### EXERCISE:
With the records as your source, report how many lines contain "calculated". Add no other words.

Saved data entries
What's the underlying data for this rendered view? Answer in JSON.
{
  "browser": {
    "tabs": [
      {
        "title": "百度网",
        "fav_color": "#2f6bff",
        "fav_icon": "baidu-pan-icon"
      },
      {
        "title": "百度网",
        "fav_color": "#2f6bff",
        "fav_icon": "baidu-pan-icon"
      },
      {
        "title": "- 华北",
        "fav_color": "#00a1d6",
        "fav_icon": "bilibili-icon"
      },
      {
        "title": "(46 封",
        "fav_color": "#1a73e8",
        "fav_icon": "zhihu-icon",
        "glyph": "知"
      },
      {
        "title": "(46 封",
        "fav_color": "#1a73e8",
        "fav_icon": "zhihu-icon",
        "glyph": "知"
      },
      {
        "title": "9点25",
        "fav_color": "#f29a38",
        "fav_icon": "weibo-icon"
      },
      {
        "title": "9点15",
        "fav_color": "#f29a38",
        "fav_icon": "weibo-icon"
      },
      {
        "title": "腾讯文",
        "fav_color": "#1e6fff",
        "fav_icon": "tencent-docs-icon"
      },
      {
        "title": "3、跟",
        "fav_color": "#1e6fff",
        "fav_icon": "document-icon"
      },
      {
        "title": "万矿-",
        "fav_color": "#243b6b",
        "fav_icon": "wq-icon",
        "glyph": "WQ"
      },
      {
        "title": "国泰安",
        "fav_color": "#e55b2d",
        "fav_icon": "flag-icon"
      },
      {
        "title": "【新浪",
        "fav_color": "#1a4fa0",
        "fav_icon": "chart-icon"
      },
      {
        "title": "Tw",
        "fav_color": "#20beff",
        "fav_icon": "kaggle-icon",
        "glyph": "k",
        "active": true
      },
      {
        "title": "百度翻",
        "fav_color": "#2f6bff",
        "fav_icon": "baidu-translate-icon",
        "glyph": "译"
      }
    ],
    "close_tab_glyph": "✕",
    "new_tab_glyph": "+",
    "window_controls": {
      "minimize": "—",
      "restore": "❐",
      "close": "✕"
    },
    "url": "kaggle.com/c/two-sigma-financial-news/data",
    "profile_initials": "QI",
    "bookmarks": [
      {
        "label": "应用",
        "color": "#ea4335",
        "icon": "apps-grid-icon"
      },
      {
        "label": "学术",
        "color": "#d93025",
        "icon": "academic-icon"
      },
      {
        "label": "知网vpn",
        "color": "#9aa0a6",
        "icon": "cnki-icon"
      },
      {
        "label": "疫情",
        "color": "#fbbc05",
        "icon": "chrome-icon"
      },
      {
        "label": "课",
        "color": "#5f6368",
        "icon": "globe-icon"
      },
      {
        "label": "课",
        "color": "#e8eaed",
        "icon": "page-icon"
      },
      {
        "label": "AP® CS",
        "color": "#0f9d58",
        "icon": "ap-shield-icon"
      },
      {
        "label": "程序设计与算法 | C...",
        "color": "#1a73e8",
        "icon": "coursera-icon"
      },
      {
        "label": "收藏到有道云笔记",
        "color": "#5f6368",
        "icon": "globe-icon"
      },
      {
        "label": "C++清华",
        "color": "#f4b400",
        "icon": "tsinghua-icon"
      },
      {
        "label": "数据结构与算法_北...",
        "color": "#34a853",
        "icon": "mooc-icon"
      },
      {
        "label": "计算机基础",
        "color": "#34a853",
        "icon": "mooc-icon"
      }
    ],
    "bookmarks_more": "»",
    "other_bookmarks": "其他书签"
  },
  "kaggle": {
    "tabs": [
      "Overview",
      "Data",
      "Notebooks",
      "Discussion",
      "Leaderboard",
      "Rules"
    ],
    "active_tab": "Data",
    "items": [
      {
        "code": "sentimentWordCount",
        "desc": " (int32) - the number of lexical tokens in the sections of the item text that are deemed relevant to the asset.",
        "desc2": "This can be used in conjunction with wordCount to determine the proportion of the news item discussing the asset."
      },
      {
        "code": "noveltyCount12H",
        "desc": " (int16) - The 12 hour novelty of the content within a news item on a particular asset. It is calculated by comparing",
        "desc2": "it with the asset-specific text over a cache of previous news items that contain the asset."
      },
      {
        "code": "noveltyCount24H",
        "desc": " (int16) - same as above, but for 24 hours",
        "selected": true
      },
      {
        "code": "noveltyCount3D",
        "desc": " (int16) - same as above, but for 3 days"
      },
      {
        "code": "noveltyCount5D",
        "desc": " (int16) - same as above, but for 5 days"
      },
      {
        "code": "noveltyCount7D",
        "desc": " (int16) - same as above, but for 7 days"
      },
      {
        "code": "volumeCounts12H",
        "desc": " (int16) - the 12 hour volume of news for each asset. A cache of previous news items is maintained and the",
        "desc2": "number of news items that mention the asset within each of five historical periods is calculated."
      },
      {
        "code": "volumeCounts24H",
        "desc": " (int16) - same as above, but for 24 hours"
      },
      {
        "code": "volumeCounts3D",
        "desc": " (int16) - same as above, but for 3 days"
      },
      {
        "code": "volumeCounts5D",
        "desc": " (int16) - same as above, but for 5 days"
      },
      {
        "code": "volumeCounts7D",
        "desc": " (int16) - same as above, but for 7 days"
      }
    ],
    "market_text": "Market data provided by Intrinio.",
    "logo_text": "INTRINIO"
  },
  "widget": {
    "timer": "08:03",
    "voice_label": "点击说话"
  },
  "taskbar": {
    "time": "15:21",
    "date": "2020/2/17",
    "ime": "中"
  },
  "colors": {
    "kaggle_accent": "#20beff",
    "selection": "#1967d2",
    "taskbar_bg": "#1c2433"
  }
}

### RESPONSE TO THE TASK:
2